- **Task**: Please set down each of the lines below once more, exactly, omitting all pictures.

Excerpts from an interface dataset

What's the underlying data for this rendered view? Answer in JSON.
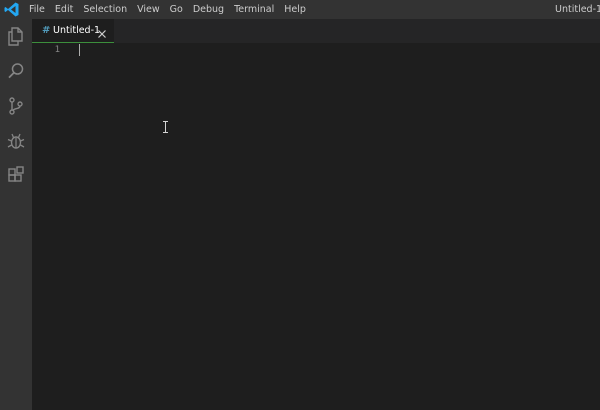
{
  "menubar": {
    "items": [
      "File",
      "Edit",
      "Selection",
      "View",
      "Go",
      "Debug",
      "Terminal",
      "Help"
    ]
  },
  "window": {
    "title": "Untitled-1 - "
  },
  "activitybar": {
    "icons": [
      "explorer-icon",
      "search-icon",
      "source-control-icon",
      "debug-icon",
      "extensions-icon"
    ]
  },
  "tabs": [
    {
      "label": "Untitled-1",
      "lang_icon": "#",
      "active": true
    }
  ],
  "editor": {
    "line_numbers": [
      "1"
    ],
    "lines": [
      ""
    ]
  },
  "colors": {
    "titlebar": "#333333",
    "activitybar": "#333333",
    "tabbar": "#252526",
    "editor": "#1e1e1e",
    "tab_accent": "#3c8f3c",
    "text": "#cccccc",
    "logo": "#23a7f2"
  }
}
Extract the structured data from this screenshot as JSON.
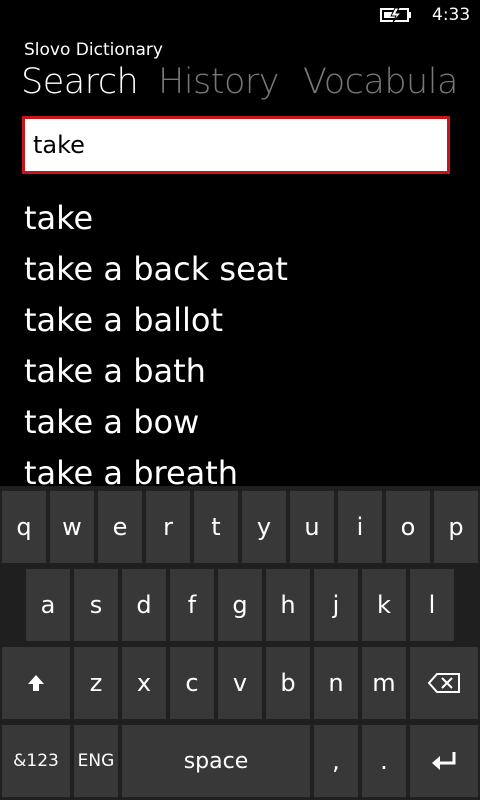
{
  "status_bar": {
    "time": "4:33",
    "battery_icon": "battery-charging-icon"
  },
  "app": {
    "title": "Slovo Dictionary"
  },
  "pivot": {
    "items": [
      "Search",
      "History",
      "Vocabula"
    ],
    "active_index": 0
  },
  "search": {
    "value": "take",
    "placeholder": ""
  },
  "results": [
    "take",
    "take a back seat",
    "take a ballot",
    "take a bath",
    "take a bow",
    "take a breath"
  ],
  "keyboard": {
    "row1": [
      "q",
      "w",
      "e",
      "r",
      "t",
      "y",
      "u",
      "i",
      "o",
      "p"
    ],
    "row2": [
      "a",
      "s",
      "d",
      "f",
      "g",
      "h",
      "j",
      "k",
      "l"
    ],
    "row3_letters": [
      "z",
      "x",
      "c",
      "v",
      "b",
      "n",
      "m"
    ],
    "shift_icon": "shift-arrow-icon",
    "backspace_icon": "backspace-icon",
    "numbers_label": "&123",
    "language_label": "ENG",
    "space_label": "space",
    "comma_label": ",",
    "period_label": ".",
    "enter_icon": "enter-arrow-icon"
  },
  "colors": {
    "accent": "#c8141b",
    "background": "#000000",
    "inactive_pivot": "#777777",
    "key": "#383838",
    "keyboard_bg": "#1f1f1f"
  }
}
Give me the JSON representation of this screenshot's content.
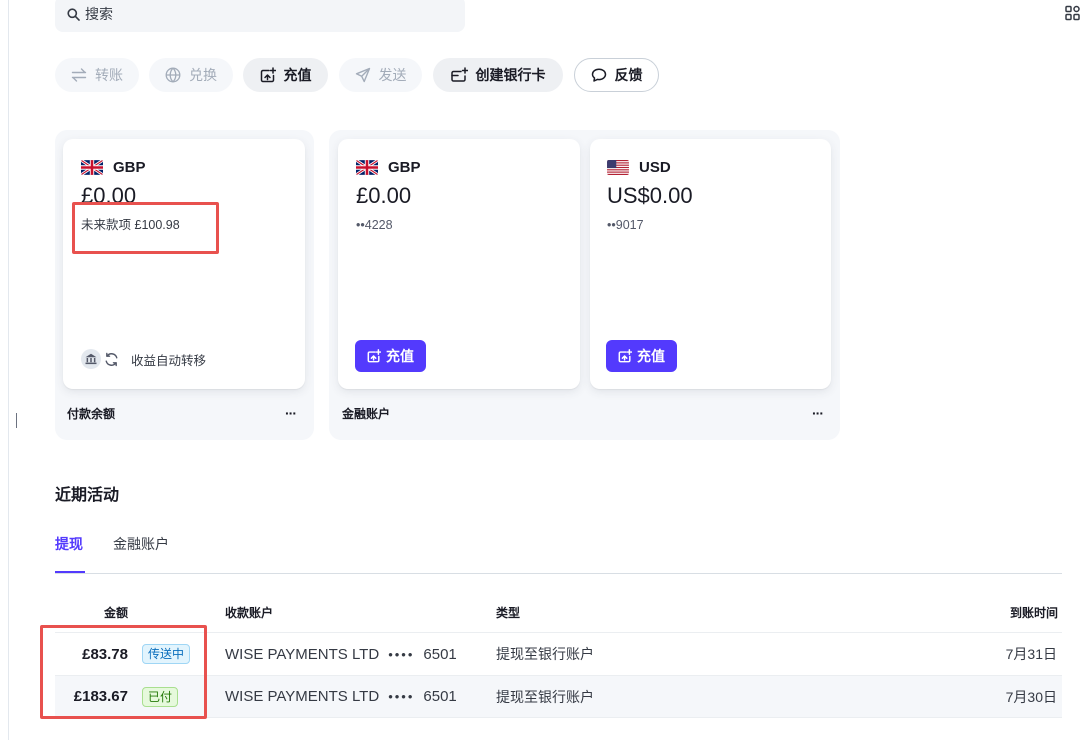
{
  "search": {
    "placeholder": "搜索",
    "icon": "search-icon"
  },
  "header": {
    "apps_icon": "apps-grid-icon"
  },
  "actions": [
    {
      "label": "转账",
      "icon": "transfer-icon",
      "disabled": true
    },
    {
      "label": "兑换",
      "icon": "globe-icon",
      "disabled": true
    },
    {
      "label": "充值",
      "icon": "add-funds-icon",
      "disabled": false
    },
    {
      "label": "发送",
      "icon": "send-icon",
      "disabled": true
    },
    {
      "label": "创建银行卡",
      "icon": "card-plus-icon",
      "disabled": false
    },
    {
      "label": "反馈",
      "icon": "chat-bubble-icon",
      "disabled": false
    }
  ],
  "payments_balance": {
    "label": "付款余额",
    "more": "···",
    "card": {
      "currency": "GBP",
      "flag": "uk-flag-icon",
      "amount": "£0.00",
      "future_label": "未来款项",
      "future_amount": "£100.98",
      "auto_transfer_label": "收益自动转移",
      "auto_transfer_icons": [
        "bank-icon",
        "refresh-icon"
      ]
    }
  },
  "financial_accounts": {
    "label": "金融账户",
    "more": "···",
    "cards": [
      {
        "currency": "GBP",
        "flag": "uk-flag-icon",
        "amount": "£0.00",
        "account": "••4228",
        "topup_label": "充值",
        "topup_icon": "add-funds-icon"
      },
      {
        "currency": "USD",
        "flag": "us-flag-icon",
        "amount": "US$0.00",
        "account": "••9017",
        "topup_label": "充值",
        "topup_icon": "add-funds-icon"
      }
    ]
  },
  "recent_activity": {
    "title": "近期活动",
    "tabs": [
      {
        "label": "提现",
        "active": true
      },
      {
        "label": "金融账户",
        "active": false
      }
    ],
    "columns": {
      "amount": "金额",
      "account": "收款账户",
      "type": "类型",
      "arrival": "到账时间"
    },
    "rows": [
      {
        "amount": "£83.78",
        "status": "传送中",
        "account_name": "WISE PAYMENTS LTD",
        "account_mask": "••••",
        "account_last4": "6501",
        "type": "提现至银行账户",
        "arrival": "7月31日"
      },
      {
        "amount": "£183.67",
        "status": "已付",
        "account_name": "WISE PAYMENTS LTD",
        "account_mask": "••••",
        "account_last4": "6501",
        "type": "提现至银行账户",
        "arrival": "7月30日"
      }
    ]
  },
  "colors": {
    "accent": "#533afd",
    "text": "#1a1b25",
    "body": "#353a44",
    "muted": "#a3acb9",
    "pending_text": "#0a6ebd",
    "pending_bg": "#e2f4fd",
    "pending_border": "#9fd6f5",
    "paid_text": "#257a09",
    "paid_bg": "#e6f9dc",
    "paid_border": "#a9df8f",
    "highlight": "#e8514e"
  }
}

- **Reply to the task**:
What's the underlying data for this rendered view? Answer in JSON.
{
  "menubar": {
    "items": [
      "File",
      "Edit",
      "Selection",
      "View",
      "Go",
      "Debug",
      "Terminal",
      "Help"
    ]
  },
  "window": {
    "title": "Untitled-1 - "
  },
  "activitybar": {
    "icons": [
      "explorer-icon",
      "search-icon",
      "source-control-icon",
      "debug-icon",
      "extensions-icon"
    ]
  },
  "tabs": [
    {
      "label": "Untitled-1",
      "lang_icon": "#",
      "active": true
    }
  ],
  "editor": {
    "line_numbers": [
      "1"
    ],
    "lines": [
      ""
    ]
  },
  "colors": {
    "titlebar": "#333333",
    "activitybar": "#333333",
    "tabbar": "#252526",
    "editor": "#1e1e1e",
    "tab_accent": "#3c8f3c",
    "text": "#cccccc",
    "logo": "#23a7f2"
  }
}
Extract the structured data from this screenshot as JSON.
{
  "status_bar": {
    "time": "4:33",
    "battery_icon": "battery-charging-icon"
  },
  "app": {
    "title": "Slovo Dictionary"
  },
  "pivot": {
    "items": [
      "Search",
      "History",
      "Vocabula"
    ],
    "active_index": 0
  },
  "search": {
    "value": "take",
    "placeholder": ""
  },
  "results": [
    "take",
    "take a back seat",
    "take a ballot",
    "take a bath",
    "take a bow",
    "take a breath"
  ],
  "keyboard": {
    "row1": [
      "q",
      "w",
      "e",
      "r",
      "t",
      "y",
      "u",
      "i",
      "o",
      "p"
    ],
    "row2": [
      "a",
      "s",
      "d",
      "f",
      "g",
      "h",
      "j",
      "k",
      "l"
    ],
    "row3_letters": [
      "z",
      "x",
      "c",
      "v",
      "b",
      "n",
      "m"
    ],
    "shift_icon": "shift-arrow-icon",
    "backspace_icon": "backspace-icon",
    "numbers_label": "&123",
    "language_label": "ENG",
    "space_label": "space",
    "comma_label": ",",
    "period_label": ".",
    "enter_icon": "enter-arrow-icon"
  },
  "colors": {
    "accent": "#c8141b",
    "background": "#000000",
    "inactive_pivot": "#777777",
    "key": "#383838",
    "keyboard_bg": "#1f1f1f"
  }
}
Give me the JSON representation of this screenshot's content.
{
  "search": {
    "placeholder": "搜索",
    "icon": "search-icon"
  },
  "header": {
    "apps_icon": "apps-grid-icon"
  },
  "actions": [
    {
      "label": "转账",
      "icon": "transfer-icon",
      "disabled": true
    },
    {
      "label": "兑换",
      "icon": "globe-icon",
      "disabled": true
    },
    {
      "label": "充值",
      "icon": "add-funds-icon",
      "disabled": false
    },
    {
      "label": "发送",
      "icon": "send-icon",
      "disabled": true
    },
    {
      "label": "创建银行卡",
      "icon": "card-plus-icon",
      "disabled": false
    },
    {
      "label": "反馈",
      "icon": "chat-bubble-icon",
      "disabled": false
    }
  ],
  "payments_balance": {
    "label": "付款余额",
    "more": "···",
    "card": {
      "currency": "GBP",
      "flag": "uk-flag-icon",
      "amount": "£0.00",
      "future_label": "未来款项",
      "future_amount": "£100.98",
      "auto_transfer_label": "收益自动转移",
      "auto_transfer_icons": [
        "bank-icon",
        "refresh-icon"
      ]
    }
  },
  "financial_accounts": {
    "label": "金融账户",
    "more": "···",
    "cards": [
      {
        "currency": "GBP",
        "flag": "uk-flag-icon",
        "amount": "£0.00",
        "account": "••4228",
        "topup_label": "充值",
        "topup_icon": "add-funds-icon"
      },
      {
        "currency": "USD",
        "flag": "us-flag-icon",
        "amount": "US$0.00",
        "account": "••9017",
        "topup_label": "充值",
        "topup_icon": "add-funds-icon"
      }
    ]
  },
  "recent_activity": {
    "title": "近期活动",
    "tabs": [
      {
        "label": "提现",
        "active": true
      },
      {
        "label": "金融账户",
        "active": false
      }
    ],
    "columns": {
      "amount": "金额",
      "account": "收款账户",
      "type": "类型",
      "arrival": "到账时间"
    },
    "rows": [
      {
        "amount": "£83.78",
        "status": "传送中",
        "account_name": "WISE PAYMENTS LTD",
        "account_mask": "••••",
        "account_last4": "6501",
        "type": "提现至银行账户",
        "arrival": "7月31日"
      },
      {
        "amount": "£183.67",
        "status": "已付",
        "account_name": "WISE PAYMENTS LTD",
        "account_mask": "••••",
        "account_last4": "6501",
        "type": "提现至银行账户",
        "arrival": "7月30日"
      }
    ]
  },
  "colors": {
    "accent": "#533afd",
    "text": "#1a1b25",
    "body": "#353a44",
    "muted": "#a3acb9",
    "pending_text": "#0a6ebd",
    "pending_bg": "#e2f4fd",
    "pending_border": "#9fd6f5",
    "paid_text": "#257a09",
    "paid_bg": "#e6f9dc",
    "paid_border": "#a9df8f",
    "highlight": "#e8514e"
  }
}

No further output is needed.